• Task description
In your copy, each record should read exactly as it does below, and no pictures should be present.

(Provided entries Opens)

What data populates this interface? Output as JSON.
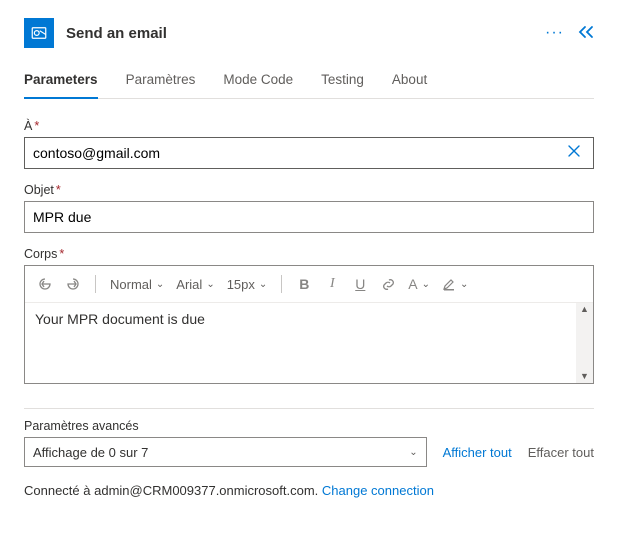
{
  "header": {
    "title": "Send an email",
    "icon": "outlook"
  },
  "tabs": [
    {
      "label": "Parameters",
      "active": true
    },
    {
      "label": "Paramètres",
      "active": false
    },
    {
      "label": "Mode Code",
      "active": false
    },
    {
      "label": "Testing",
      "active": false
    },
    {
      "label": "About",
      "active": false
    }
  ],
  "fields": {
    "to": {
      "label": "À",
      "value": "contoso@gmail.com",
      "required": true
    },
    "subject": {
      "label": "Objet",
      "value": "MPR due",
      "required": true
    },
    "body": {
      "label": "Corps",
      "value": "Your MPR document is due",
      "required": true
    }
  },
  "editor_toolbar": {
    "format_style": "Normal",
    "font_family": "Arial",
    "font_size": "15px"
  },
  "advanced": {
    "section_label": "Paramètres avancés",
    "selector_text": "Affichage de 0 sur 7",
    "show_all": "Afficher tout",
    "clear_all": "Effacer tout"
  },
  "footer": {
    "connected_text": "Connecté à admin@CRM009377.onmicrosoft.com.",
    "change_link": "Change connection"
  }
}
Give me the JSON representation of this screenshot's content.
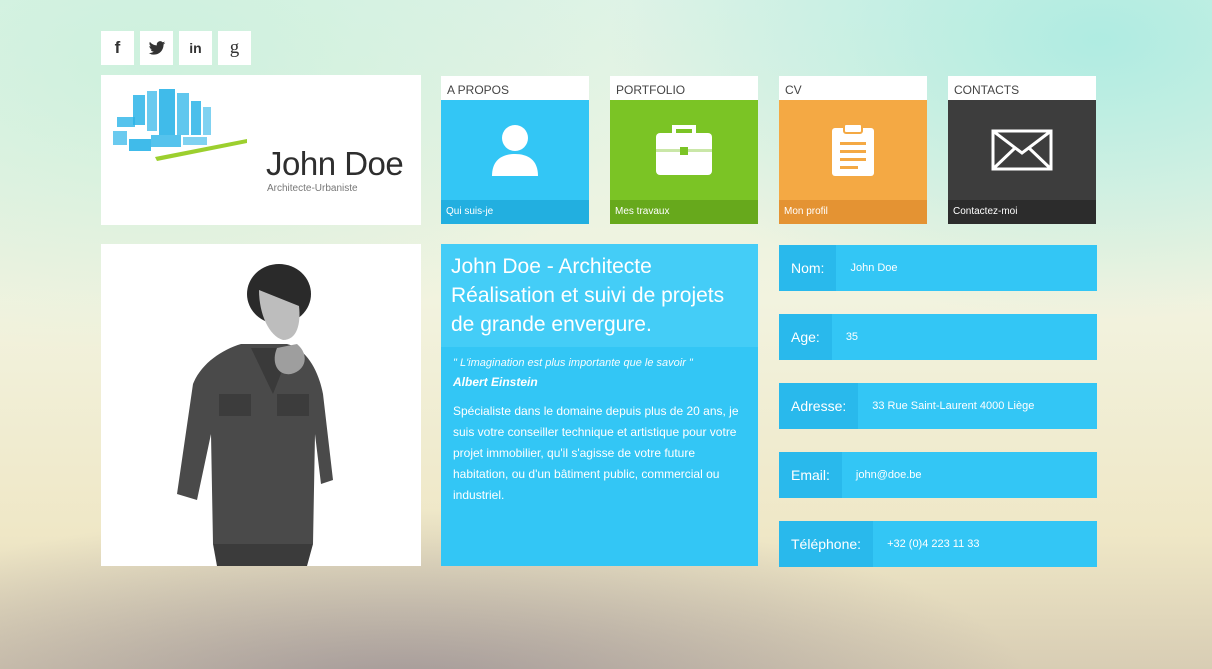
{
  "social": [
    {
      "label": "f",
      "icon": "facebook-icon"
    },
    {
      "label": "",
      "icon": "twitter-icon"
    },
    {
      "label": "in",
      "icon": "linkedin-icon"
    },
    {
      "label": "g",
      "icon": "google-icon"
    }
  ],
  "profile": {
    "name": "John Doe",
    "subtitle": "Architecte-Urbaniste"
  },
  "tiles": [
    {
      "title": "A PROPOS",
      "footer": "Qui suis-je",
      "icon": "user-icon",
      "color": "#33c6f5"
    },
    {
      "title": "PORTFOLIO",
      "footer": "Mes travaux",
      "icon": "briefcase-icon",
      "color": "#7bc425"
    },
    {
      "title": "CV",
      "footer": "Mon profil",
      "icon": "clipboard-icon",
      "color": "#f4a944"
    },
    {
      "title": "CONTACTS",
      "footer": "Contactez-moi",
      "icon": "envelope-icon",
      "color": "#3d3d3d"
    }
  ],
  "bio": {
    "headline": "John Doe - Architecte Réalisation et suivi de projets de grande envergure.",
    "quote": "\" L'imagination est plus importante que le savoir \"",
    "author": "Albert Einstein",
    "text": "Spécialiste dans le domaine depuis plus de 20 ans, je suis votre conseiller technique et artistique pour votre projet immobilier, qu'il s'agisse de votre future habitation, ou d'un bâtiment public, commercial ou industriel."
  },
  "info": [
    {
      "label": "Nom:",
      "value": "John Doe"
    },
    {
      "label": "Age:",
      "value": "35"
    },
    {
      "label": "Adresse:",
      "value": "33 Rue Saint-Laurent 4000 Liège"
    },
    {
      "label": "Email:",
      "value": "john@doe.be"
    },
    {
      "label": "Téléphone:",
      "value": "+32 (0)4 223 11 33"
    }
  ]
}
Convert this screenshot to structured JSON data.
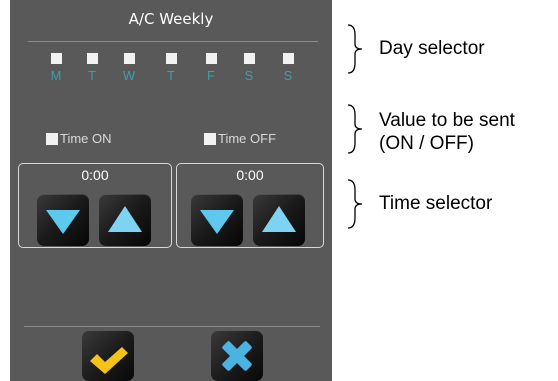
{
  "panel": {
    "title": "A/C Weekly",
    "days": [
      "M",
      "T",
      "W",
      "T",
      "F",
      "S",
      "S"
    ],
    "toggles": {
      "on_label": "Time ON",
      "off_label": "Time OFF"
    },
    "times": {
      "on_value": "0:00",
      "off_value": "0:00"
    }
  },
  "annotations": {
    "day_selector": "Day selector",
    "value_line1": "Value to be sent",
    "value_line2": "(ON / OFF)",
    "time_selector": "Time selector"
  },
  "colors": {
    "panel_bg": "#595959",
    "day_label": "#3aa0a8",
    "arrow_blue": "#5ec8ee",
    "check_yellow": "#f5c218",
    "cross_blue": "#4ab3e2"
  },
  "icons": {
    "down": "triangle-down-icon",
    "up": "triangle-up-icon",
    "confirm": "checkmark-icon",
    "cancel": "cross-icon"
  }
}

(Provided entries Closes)

• Solution
What data populates this interface? Output as JSON.
{
  "header": {
    "title": "Send an email",
    "icon": "outlook"
  },
  "tabs": [
    {
      "label": "Parameters",
      "active": true
    },
    {
      "label": "Paramètres",
      "active": false
    },
    {
      "label": "Mode Code",
      "active": false
    },
    {
      "label": "Testing",
      "active": false
    },
    {
      "label": "About",
      "active": false
    }
  ],
  "fields": {
    "to": {
      "label": "À",
      "value": "contoso@gmail.com",
      "required": true
    },
    "subject": {
      "label": "Objet",
      "value": "MPR due",
      "required": true
    },
    "body": {
      "label": "Corps",
      "value": "Your MPR document is due",
      "required": true
    }
  },
  "editor_toolbar": {
    "format_style": "Normal",
    "font_family": "Arial",
    "font_size": "15px"
  },
  "advanced": {
    "section_label": "Paramètres avancés",
    "selector_text": "Affichage de 0 sur 7",
    "show_all": "Afficher tout",
    "clear_all": "Effacer tout"
  },
  "footer": {
    "connected_text": "Connecté à admin@CRM009377.onmicrosoft.com.",
    "change_link": "Change connection"
  }
}
Give me the JSON representation of this screenshot's content.
{
  "social": [
    {
      "label": "f",
      "icon": "facebook-icon"
    },
    {
      "label": "",
      "icon": "twitter-icon"
    },
    {
      "label": "in",
      "icon": "linkedin-icon"
    },
    {
      "label": "g",
      "icon": "google-icon"
    }
  ],
  "profile": {
    "name": "John Doe",
    "subtitle": "Architecte-Urbaniste"
  },
  "tiles": [
    {
      "title": "A PROPOS",
      "footer": "Qui suis-je",
      "icon": "user-icon",
      "color": "#33c6f5"
    },
    {
      "title": "PORTFOLIO",
      "footer": "Mes travaux",
      "icon": "briefcase-icon",
      "color": "#7bc425"
    },
    {
      "title": "CV",
      "footer": "Mon profil",
      "icon": "clipboard-icon",
      "color": "#f4a944"
    },
    {
      "title": "CONTACTS",
      "footer": "Contactez-moi",
      "icon": "envelope-icon",
      "color": "#3d3d3d"
    }
  ],
  "bio": {
    "headline": "John Doe - Architecte Réalisation et suivi de projets de grande envergure.",
    "quote": "\" L'imagination est plus importante que le savoir \"",
    "author": "Albert Einstein",
    "text": "Spécialiste dans le domaine depuis plus de 20 ans, je suis votre conseiller technique et artistique pour votre projet immobilier, qu'il s'agisse de votre future habitation, ou d'un bâtiment public, commercial ou industriel."
  },
  "info": [
    {
      "label": "Nom:",
      "value": "John Doe"
    },
    {
      "label": "Age:",
      "value": "35"
    },
    {
      "label": "Adresse:",
      "value": "33 Rue Saint-Laurent 4000 Liège"
    },
    {
      "label": "Email:",
      "value": "john@doe.be"
    },
    {
      "label": "Téléphone:",
      "value": "+32 (0)4 223 11 33"
    }
  ]
}
Convert this screenshot to structured JSON data.
{
  "panel": {
    "title": "A/C Weekly",
    "days": [
      "M",
      "T",
      "W",
      "T",
      "F",
      "S",
      "S"
    ],
    "toggles": {
      "on_label": "Time ON",
      "off_label": "Time OFF"
    },
    "times": {
      "on_value": "0:00",
      "off_value": "0:00"
    }
  },
  "annotations": {
    "day_selector": "Day selector",
    "value_line1": "Value to be sent",
    "value_line2": "(ON / OFF)",
    "time_selector": "Time selector"
  },
  "colors": {
    "panel_bg": "#595959",
    "day_label": "#3aa0a8",
    "arrow_blue": "#5ec8ee",
    "check_yellow": "#f5c218",
    "cross_blue": "#4ab3e2"
  },
  "icons": {
    "down": "triangle-down-icon",
    "up": "triangle-up-icon",
    "confirm": "checkmark-icon",
    "cancel": "cross-icon"
  }
}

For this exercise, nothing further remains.